▶ [EXTRACTED MATERIAL]
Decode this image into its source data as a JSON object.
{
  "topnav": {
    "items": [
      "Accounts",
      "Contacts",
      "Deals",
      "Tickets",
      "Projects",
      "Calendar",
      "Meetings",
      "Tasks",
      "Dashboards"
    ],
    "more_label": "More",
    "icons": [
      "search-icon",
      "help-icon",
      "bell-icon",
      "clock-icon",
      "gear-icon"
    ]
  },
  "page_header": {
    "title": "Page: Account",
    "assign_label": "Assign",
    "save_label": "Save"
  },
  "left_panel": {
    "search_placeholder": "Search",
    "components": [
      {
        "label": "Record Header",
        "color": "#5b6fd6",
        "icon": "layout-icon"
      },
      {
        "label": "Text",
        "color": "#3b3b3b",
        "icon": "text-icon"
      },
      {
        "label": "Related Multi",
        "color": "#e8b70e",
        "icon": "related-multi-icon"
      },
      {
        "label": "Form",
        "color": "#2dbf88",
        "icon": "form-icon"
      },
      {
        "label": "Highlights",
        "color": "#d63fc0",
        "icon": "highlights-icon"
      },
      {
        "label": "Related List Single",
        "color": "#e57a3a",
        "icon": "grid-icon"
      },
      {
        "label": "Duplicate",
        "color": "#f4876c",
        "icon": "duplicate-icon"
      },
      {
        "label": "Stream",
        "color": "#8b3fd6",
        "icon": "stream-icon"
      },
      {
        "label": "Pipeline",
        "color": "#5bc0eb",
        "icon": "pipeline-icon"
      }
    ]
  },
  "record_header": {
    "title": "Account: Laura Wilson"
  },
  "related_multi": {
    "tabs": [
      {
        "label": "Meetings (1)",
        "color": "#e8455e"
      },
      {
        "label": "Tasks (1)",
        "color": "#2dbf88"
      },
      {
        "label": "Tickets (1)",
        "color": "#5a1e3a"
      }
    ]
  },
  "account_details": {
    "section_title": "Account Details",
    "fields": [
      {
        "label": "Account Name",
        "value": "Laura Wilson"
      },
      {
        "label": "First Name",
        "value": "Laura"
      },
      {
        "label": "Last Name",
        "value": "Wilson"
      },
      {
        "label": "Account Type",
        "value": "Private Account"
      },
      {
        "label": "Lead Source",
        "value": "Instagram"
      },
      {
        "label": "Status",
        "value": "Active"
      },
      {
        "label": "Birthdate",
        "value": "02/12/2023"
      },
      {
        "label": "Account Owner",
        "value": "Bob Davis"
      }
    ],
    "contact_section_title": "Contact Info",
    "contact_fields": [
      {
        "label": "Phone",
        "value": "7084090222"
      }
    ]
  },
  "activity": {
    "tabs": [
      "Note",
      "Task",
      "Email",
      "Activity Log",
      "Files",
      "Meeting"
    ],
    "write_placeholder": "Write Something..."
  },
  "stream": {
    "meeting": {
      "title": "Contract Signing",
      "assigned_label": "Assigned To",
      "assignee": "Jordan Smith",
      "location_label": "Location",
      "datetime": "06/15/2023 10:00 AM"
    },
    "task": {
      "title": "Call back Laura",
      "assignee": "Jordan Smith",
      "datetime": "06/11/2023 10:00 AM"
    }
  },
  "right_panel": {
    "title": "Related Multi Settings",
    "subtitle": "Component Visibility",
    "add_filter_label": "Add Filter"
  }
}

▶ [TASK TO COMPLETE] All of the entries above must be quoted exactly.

▶ [RESULT]
Decode this image into its source data as a JSON object.
{
  "topnav": {
    "items": [
      "Accounts",
      "Contacts",
      "Deals",
      "Tickets",
      "Projects",
      "Calendar",
      "Meetings",
      "Tasks",
      "Dashboards"
    ],
    "more_label": "More",
    "icons": [
      "search-icon",
      "help-icon",
      "bell-icon",
      "clock-icon",
      "gear-icon"
    ]
  },
  "page_header": {
    "title": "Page: Account",
    "assign_label": "Assign",
    "save_label": "Save"
  },
  "left_panel": {
    "search_placeholder": "Search",
    "components": [
      {
        "label": "Record Header",
        "color": "#5b6fd6",
        "icon": "layout-icon"
      },
      {
        "label": "Text",
        "color": "#3b3b3b",
        "icon": "text-icon"
      },
      {
        "label": "Related Multi",
        "color": "#e8b70e",
        "icon": "related-multi-icon"
      },
      {
        "label": "Form",
        "color": "#2dbf88",
        "icon": "form-icon"
      },
      {
        "label": "Highlights",
        "color": "#d63fc0",
        "icon": "highlights-icon"
      },
      {
        "label": "Related List Single",
        "color": "#e57a3a",
        "icon": "grid-icon"
      },
      {
        "label": "Duplicate",
        "color": "#f4876c",
        "icon": "duplicate-icon"
      },
      {
        "label": "Stream",
        "color": "#8b3fd6",
        "icon": "stream-icon"
      },
      {
        "label": "Pipeline",
        "color": "#5bc0eb",
        "icon": "pipeline-icon"
      }
    ]
  },
  "record_header": {
    "title": "Account: Laura Wilson"
  },
  "related_multi": {
    "tabs": [
      {
        "label": "Meetings (1)",
        "color": "#e8455e"
      },
      {
        "label": "Tasks (1)",
        "color": "#2dbf88"
      },
      {
        "label": "Tickets (1)",
        "color": "#5a1e3a"
      }
    ]
  },
  "account_details": {
    "section_title": "Account Details",
    "fields": [
      {
        "label": "Account Name",
        "value": "Laura Wilson"
      },
      {
        "label": "First Name",
        "value": "Laura"
      },
      {
        "label": "Last Name",
        "value": "Wilson"
      },
      {
        "label": "Account Type",
        "value": "Private Account"
      },
      {
        "label": "Lead Source",
        "value": "Instagram"
      },
      {
        "label": "Status",
        "value": "Active"
      },
      {
        "label": "Birthdate",
        "value": "02/12/2023"
      },
      {
        "label": "Account Owner",
        "value": "Bob Davis"
      }
    ],
    "contact_section_title": "Contact Info",
    "contact_fields": [
      {
        "label": "Phone",
        "value": "7084090222"
      }
    ]
  },
  "activity": {
    "tabs": [
      "Note",
      "Task",
      "Email",
      "Activity Log",
      "Files",
      "Meeting"
    ],
    "write_placeholder": "Write Something..."
  },
  "stream": {
    "meeting": {
      "title": "Contract Signing",
      "assigned_label": "Assigned To",
      "assignee": "Jordan Smith",
      "location_label": "Location",
      "datetime": "06/15/2023 10:00 AM"
    },
    "task": {
      "title": "Call back Laura",
      "assignee": "Jordan Smith",
      "datetime": "06/11/2023 10:00 AM"
    }
  },
  "right_panel": {
    "title": "Related Multi Settings",
    "subtitle": "Component Visibility",
    "add_filter_label": "Add Filter"
  }
}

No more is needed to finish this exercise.